Research commissioned by the NSW
Teachers Federation by education economist, Adam Rorris, has produced further
evidence supporting the need for fair funding of public schools.

Analysis of 270 private schools, based
on data obtained under Freedom of Information applications to the Federal
Government and the NSW Government, has highlighted a net overspend by the NSW
Government of almost $75 million in 2018, with more than two-thirds of these
schools receiving more than 20 per cent of their Schooling Resource Standard
(SRS) entitlement.

The study also identified Catholic
schools, as a system, as currently receiving more than their legislated
entitlement from the State Government to the tune of $85 million in 2018.

“This analysis highlights a combined
NSW overspend in the non-government sector of $160 million in 2018 alone and a
corresponding $470 million underspend for NSW public schools,” Mr Mulheron

“Under the amended Australian
Education Act, NSW is to provide 20 per cent of the Schooling Resource Standard
to private schools. The evidence shows Minister Stokes is justified in opposing
the Morrison Government’s $4.6 billion special deal to private schools.

“This Federal Government cash splash
to private schools completely distorts the funding model and ignores the needs
of children in public schools,” Mr Mulheron said.

“This research highlights the urgent
need for the Catholic and independent sectors to be brought back to 20 per cent
of their SRS share.”

“The Federal Government has already
ripped billions of dollars from our public schools. The NSW Government must
restore some balance back into the system.”

“After all, the local public school is
the only guarantee all parents have. Not only that, but the public school
system does the heavy lifting, educating our most needy, disadvantaged and
vulnerable students.”

Mr Mulheron said the study and recent media comment exposed the incessant greed of the non-government sector and
highlighted the urgent need for the State Government to bring the sector back
to the legislated 20 per cent SRS share.

“How can any school system or
politician see the current arrangements as fair?”
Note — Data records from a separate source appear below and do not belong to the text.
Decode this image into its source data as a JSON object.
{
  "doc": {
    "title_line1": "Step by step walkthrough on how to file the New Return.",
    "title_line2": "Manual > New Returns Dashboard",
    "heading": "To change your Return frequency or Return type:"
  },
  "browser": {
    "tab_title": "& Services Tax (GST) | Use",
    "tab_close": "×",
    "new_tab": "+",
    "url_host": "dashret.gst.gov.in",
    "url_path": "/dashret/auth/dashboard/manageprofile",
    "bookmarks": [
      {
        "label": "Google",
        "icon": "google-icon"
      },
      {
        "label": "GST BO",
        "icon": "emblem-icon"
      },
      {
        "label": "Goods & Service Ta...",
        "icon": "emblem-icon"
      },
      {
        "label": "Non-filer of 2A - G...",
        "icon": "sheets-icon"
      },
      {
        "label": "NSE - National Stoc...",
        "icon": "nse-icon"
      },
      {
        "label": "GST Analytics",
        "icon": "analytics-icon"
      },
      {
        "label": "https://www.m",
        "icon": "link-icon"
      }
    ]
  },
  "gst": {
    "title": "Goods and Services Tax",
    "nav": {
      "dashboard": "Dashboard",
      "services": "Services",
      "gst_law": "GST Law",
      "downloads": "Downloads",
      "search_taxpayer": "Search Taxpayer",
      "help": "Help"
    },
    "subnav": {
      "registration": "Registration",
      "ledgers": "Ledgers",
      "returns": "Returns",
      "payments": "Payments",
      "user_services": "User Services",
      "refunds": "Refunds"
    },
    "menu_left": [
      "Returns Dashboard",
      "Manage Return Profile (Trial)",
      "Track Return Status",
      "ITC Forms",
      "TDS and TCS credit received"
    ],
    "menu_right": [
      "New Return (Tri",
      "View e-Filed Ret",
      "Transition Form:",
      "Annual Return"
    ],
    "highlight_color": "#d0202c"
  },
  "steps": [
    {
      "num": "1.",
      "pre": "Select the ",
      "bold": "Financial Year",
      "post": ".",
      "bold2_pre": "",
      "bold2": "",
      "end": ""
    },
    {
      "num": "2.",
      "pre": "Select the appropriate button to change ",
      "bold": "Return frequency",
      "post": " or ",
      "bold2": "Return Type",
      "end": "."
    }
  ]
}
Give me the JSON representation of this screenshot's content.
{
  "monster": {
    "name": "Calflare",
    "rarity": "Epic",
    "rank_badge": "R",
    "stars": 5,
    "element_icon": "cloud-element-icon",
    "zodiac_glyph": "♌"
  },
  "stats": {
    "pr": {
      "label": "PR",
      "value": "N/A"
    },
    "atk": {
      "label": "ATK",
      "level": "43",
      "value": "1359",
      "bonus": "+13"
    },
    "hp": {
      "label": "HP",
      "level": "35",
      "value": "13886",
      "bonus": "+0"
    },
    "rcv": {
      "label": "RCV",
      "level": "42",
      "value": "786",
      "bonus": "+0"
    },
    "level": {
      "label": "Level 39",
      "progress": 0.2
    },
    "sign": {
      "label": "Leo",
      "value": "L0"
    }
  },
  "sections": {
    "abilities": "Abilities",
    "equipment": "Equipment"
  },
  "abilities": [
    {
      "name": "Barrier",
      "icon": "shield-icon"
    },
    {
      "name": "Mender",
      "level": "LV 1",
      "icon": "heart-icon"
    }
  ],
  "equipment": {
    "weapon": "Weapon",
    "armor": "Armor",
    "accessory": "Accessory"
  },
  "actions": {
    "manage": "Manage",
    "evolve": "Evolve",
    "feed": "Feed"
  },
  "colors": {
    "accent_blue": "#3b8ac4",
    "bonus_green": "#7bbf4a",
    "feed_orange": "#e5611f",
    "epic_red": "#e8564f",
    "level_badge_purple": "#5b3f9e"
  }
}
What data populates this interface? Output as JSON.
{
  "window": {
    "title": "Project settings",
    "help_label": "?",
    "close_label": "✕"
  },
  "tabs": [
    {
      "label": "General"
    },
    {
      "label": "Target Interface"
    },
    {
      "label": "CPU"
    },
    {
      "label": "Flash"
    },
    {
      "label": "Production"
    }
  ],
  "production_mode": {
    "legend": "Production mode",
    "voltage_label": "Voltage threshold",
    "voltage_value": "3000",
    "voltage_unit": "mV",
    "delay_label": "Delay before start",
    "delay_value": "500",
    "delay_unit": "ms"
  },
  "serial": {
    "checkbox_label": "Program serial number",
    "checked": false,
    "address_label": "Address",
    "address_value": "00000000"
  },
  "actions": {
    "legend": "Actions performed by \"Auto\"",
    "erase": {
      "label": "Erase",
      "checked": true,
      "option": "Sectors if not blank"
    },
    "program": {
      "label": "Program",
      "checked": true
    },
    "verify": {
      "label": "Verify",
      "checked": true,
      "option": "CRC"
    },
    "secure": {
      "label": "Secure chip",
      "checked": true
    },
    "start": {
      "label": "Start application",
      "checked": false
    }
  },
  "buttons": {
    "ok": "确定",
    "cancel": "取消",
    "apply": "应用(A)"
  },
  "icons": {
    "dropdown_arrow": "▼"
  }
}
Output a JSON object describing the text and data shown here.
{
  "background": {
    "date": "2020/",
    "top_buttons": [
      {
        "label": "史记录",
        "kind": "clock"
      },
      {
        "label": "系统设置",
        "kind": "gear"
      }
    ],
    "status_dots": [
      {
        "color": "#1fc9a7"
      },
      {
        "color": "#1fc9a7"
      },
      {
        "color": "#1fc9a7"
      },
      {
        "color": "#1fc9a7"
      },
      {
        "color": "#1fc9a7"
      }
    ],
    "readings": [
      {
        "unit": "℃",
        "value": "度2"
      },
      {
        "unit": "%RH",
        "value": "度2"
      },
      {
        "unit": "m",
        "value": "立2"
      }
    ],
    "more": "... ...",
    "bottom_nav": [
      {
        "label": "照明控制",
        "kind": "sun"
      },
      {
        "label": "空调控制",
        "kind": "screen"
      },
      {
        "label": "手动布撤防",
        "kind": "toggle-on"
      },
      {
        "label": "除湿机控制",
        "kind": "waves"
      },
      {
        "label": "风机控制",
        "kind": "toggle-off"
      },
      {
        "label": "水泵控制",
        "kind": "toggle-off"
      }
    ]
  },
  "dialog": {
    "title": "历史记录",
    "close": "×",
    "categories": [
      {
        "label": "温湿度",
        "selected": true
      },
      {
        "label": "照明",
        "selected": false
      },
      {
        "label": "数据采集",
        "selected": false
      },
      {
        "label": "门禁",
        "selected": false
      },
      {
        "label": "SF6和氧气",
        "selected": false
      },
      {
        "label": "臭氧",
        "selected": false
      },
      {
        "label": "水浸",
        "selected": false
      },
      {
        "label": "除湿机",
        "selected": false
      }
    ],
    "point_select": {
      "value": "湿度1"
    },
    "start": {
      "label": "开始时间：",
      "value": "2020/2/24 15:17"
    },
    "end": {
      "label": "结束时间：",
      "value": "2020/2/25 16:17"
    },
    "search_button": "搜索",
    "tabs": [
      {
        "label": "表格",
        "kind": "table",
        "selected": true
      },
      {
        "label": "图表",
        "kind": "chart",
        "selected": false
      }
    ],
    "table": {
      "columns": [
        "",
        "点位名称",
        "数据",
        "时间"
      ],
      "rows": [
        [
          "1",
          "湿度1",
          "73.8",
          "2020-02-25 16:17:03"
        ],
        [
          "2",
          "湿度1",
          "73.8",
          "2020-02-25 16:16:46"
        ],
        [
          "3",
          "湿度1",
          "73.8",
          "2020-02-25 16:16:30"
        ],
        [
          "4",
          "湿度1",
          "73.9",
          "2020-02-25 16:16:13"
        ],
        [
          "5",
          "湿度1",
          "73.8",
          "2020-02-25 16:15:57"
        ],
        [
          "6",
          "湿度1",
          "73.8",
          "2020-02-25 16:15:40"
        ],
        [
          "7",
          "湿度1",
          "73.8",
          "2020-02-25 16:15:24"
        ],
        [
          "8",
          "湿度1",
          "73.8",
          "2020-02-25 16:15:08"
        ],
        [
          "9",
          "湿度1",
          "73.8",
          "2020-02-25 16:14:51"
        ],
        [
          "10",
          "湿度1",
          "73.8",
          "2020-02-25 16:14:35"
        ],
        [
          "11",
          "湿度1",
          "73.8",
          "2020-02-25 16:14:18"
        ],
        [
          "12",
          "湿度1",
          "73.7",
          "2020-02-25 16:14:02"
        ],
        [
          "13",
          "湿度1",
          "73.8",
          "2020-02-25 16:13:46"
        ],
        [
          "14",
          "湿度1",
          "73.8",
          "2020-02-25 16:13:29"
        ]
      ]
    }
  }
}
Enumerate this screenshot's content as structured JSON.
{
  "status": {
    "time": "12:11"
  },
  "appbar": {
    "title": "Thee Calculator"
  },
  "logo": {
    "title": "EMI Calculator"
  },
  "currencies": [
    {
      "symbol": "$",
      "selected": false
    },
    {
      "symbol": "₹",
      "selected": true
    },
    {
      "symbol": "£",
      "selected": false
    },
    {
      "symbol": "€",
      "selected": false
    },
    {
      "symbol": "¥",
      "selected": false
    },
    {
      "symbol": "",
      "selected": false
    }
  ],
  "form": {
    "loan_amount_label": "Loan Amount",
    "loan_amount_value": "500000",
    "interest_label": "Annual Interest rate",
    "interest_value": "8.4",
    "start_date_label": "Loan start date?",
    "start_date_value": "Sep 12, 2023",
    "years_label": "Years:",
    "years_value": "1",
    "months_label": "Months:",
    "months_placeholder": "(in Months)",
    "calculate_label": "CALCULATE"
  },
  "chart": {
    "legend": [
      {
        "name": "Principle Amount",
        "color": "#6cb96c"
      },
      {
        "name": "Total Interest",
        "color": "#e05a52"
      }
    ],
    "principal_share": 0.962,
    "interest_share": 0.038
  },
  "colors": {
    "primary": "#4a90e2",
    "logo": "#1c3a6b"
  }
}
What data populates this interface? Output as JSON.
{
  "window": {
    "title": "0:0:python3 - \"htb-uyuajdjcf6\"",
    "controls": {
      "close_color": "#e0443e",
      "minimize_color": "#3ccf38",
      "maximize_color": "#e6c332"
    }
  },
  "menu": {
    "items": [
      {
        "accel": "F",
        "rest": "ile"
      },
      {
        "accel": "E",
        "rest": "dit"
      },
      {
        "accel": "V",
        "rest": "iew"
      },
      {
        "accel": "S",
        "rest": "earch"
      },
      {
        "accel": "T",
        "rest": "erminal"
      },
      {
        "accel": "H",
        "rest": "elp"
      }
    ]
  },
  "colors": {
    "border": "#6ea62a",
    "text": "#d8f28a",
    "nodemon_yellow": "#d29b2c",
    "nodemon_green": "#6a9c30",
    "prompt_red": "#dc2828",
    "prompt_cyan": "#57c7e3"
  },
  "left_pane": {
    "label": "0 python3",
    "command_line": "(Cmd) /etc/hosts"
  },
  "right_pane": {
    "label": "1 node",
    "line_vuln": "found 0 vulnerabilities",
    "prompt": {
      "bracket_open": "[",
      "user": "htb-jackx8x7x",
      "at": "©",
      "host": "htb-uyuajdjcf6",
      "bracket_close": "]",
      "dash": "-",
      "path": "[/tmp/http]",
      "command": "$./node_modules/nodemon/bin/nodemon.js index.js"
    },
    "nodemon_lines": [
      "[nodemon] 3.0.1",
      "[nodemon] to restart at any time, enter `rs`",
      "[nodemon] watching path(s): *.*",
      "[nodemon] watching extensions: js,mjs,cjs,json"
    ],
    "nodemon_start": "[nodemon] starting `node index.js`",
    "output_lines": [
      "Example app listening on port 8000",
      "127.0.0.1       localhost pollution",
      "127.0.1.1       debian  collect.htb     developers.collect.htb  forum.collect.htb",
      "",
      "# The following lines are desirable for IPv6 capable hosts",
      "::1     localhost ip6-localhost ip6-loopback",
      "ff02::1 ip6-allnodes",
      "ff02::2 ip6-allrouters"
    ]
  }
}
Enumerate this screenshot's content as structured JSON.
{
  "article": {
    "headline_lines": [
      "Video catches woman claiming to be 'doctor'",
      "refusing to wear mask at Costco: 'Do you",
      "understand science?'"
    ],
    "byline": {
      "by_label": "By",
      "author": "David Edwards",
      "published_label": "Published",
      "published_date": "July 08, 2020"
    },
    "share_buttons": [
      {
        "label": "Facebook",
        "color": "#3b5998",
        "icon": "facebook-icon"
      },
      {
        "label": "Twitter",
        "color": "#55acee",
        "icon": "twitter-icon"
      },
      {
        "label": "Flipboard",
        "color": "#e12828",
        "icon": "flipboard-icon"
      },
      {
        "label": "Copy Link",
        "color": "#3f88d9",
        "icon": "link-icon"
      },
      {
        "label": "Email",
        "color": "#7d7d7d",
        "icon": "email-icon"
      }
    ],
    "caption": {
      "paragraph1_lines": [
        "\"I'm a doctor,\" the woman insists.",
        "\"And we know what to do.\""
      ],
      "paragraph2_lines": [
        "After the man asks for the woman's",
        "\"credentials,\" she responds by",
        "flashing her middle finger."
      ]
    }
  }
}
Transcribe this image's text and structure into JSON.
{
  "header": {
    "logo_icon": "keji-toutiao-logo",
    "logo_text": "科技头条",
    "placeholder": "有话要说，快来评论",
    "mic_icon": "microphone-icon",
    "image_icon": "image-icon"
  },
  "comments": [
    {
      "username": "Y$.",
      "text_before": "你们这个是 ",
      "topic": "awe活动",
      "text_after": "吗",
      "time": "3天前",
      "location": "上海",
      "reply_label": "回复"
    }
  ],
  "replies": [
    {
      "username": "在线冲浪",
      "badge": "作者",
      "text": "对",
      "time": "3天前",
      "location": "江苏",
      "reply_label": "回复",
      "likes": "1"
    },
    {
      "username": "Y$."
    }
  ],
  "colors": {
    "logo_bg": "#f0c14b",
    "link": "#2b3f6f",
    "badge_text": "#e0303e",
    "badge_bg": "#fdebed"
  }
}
“In the face of seemingly growing
pressure from some sectors, Minister Stokes has remained steadfast in both his
opposition to special deals as well as his commitment to bringing over funded
schools and systems back to what is their legislated share of public funding.
For this, he is to be commended.”